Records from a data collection
"""

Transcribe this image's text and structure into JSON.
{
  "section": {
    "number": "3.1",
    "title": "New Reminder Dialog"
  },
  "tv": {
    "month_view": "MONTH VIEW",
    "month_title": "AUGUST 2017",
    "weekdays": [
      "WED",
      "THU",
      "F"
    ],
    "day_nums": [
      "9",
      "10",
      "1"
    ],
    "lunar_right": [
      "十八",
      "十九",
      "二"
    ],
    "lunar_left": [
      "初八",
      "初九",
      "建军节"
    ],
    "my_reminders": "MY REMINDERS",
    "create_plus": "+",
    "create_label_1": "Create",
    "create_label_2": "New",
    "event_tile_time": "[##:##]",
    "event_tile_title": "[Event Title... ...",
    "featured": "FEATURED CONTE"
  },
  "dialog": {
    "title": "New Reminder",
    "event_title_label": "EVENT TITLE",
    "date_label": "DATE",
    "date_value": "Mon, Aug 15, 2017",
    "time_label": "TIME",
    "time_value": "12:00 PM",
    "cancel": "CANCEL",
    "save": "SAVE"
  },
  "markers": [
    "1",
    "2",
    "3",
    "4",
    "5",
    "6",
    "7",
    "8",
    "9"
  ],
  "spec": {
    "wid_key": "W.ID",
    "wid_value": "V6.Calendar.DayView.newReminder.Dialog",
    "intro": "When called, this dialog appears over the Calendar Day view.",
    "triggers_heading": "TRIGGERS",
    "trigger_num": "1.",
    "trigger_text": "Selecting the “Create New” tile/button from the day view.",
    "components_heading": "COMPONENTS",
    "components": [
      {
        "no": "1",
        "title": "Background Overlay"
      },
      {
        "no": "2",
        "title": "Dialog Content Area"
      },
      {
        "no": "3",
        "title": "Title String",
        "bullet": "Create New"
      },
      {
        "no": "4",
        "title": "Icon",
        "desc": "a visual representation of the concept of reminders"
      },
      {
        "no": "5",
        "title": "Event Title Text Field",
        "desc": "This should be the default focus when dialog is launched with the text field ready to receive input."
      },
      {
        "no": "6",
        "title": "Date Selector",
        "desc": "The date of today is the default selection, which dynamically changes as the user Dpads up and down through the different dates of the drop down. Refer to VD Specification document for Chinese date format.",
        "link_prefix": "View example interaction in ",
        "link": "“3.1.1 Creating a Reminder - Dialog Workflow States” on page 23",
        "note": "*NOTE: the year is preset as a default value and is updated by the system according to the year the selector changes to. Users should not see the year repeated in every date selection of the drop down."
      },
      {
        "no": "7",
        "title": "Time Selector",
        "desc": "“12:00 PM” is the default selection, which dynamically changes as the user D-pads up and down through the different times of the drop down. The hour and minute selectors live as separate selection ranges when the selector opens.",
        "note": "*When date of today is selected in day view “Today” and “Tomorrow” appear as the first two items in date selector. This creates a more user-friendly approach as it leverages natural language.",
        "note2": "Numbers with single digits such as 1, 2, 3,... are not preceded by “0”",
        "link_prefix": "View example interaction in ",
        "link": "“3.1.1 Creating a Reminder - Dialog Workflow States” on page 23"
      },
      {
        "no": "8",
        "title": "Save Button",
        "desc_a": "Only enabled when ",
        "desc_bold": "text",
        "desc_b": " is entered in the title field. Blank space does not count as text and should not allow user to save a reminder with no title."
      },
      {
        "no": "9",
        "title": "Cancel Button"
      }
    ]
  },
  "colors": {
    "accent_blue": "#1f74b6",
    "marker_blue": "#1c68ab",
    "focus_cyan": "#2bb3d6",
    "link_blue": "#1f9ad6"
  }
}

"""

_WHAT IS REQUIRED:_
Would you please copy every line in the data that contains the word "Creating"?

_SOLUTION:_
        "link": "“3.1.1 Creating a Reminder - Dialog Workflow States” on page 23",
        "link": "“3.1.1 Creating a Reminder - Dialog Workflow States” on page 23"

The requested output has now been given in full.